The only complete example of a Roman lantern to have been found in Britain was discovered in Autumn 2009 by a metal detector user. Danny Mills found the large bronze object whilst scanning a field near Sudbury, and immediately notified the discovery to the Suffolk Archaeological Unit. The find is significant as only fragments of similar lanterns are held at the British Museum, and the closest complete example was excavated in Pompeii. The interest in the lantern even earned it a feature in the BBCseries “Digging for Britain”!
The Roman lantern dates from between 43-300AD, and is similar to a modern hurricane lamp, with the naked flame protected by a thin sheet of horn which would have been scraped and shaped until it was see-through and then wrapped around the bronze frame of the lantern to protect the flame from the elements. As the horn shield is an organic material, it would have rotted away over time and did not survive when the discovery was made. The flame of the lantern would have been ignited by lighting a wick placed in olive oil, held at the base of the lamp, in a similar way as a modern tea light candle.
The lamp, found on land belonging to Mr and Mrs PMillar, has been donated to the Ipswich Museum, where work began immediately to stabilise and protect the fragile lantern from further decay. Of particular note is the chains which the lantern would have been suspended from were still intact, and look and move as any modern chain would rather than corroding into a metal lump over the centuries. Suffolk is known to have been a hot spot for Roman villas and country estates in the 2nd Century AD, and it is thought this lamp could have been used to move between a villa and an outhouse during the dark.
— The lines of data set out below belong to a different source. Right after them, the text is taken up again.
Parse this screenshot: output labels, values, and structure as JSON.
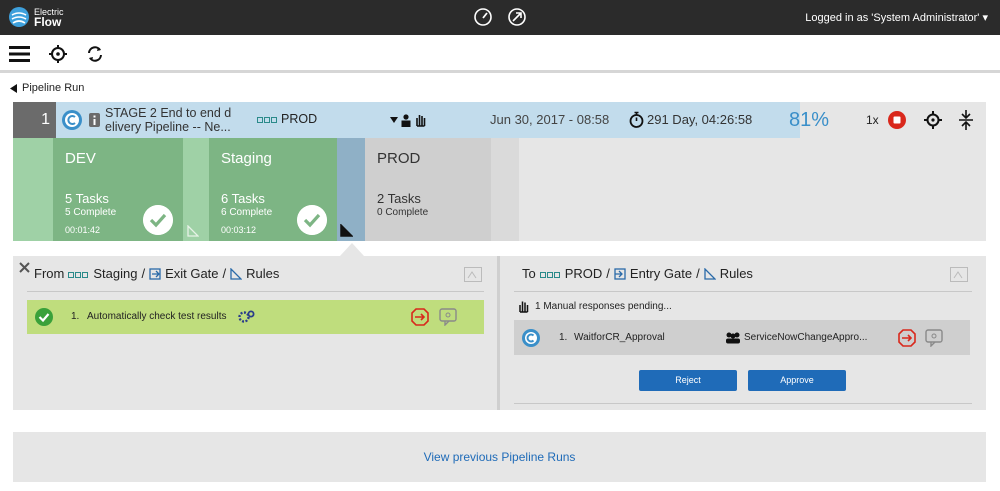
{
  "topbar": {
    "logo_line1": "Electric",
    "logo_line2": "Flow",
    "user": "Logged in as 'System Administrator' ▾"
  },
  "breadcrumb": {
    "label": "Pipeline Run"
  },
  "run": {
    "number": "1",
    "name_line1": "STAGE 2 End to end d",
    "name_line2": "elivery Pipeline -- Ne...",
    "env": "PROD",
    "date": "Jun 30, 2017 - 08:58",
    "elapsed": "291 Day, 04:26:58",
    "progress": "81%",
    "speed": "1x"
  },
  "stages": [
    {
      "name": "DEV",
      "tasks": "5 Tasks",
      "complete": "5 Complete",
      "duration": "00:01:42"
    },
    {
      "name": "Staging",
      "tasks": "6 Tasks",
      "complete": "6 Complete",
      "duration": "00:03:12"
    },
    {
      "name": "PROD",
      "tasks": "2 Tasks",
      "complete": "0 Complete",
      "duration": ""
    }
  ],
  "exit_gate": {
    "from": "From",
    "stage": "Staging",
    "gate": "Exit Gate",
    "rules": "Rules",
    "rule_number": "1.",
    "rule_text": "Automatically check test results"
  },
  "entry_gate": {
    "to": "To",
    "stage": "PROD",
    "gate": "Entry Gate",
    "rules": "Rules",
    "pending": "1 Manual responses pending...",
    "task_number": "1.",
    "task_name": "WaitforCR_Approval",
    "assignee": "ServiceNowChangeAppro...",
    "reject": "Reject",
    "approve": "Approve"
  },
  "footer": {
    "link": "View previous Pipeline Runs"
  },
  "colors": {
    "topbar": "#2b2b2b",
    "stage_green": "#7db584",
    "stage_green_light": "#9fd1a6",
    "prod_grey": "#cfcfcf",
    "progress_blue": "#c2dcec",
    "rule_ok": "#bfdd7d",
    "button_blue": "#1f6bb8",
    "reject_red": "#d9281c"
  }
}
Once the lamp had undergone conservation, it was then observed under microscopes to prepare it for public display. Emma Hogarth, Conservator at Colchester and Ipswich Museums said, It has been a pleasure to work on such a magnificent object. The generosity of Mr and Mrs Miller and the actions of Danny Mills has ensured that it is now on public display and can be enjoyed by all visitors to Ipswich Museum.
The discovery is yet further proof that amazing objects from our cultural heritage still remain undiscovered under our feet, and it is not just archaeologists and museums who play the role in saving our past, but everyone can participate.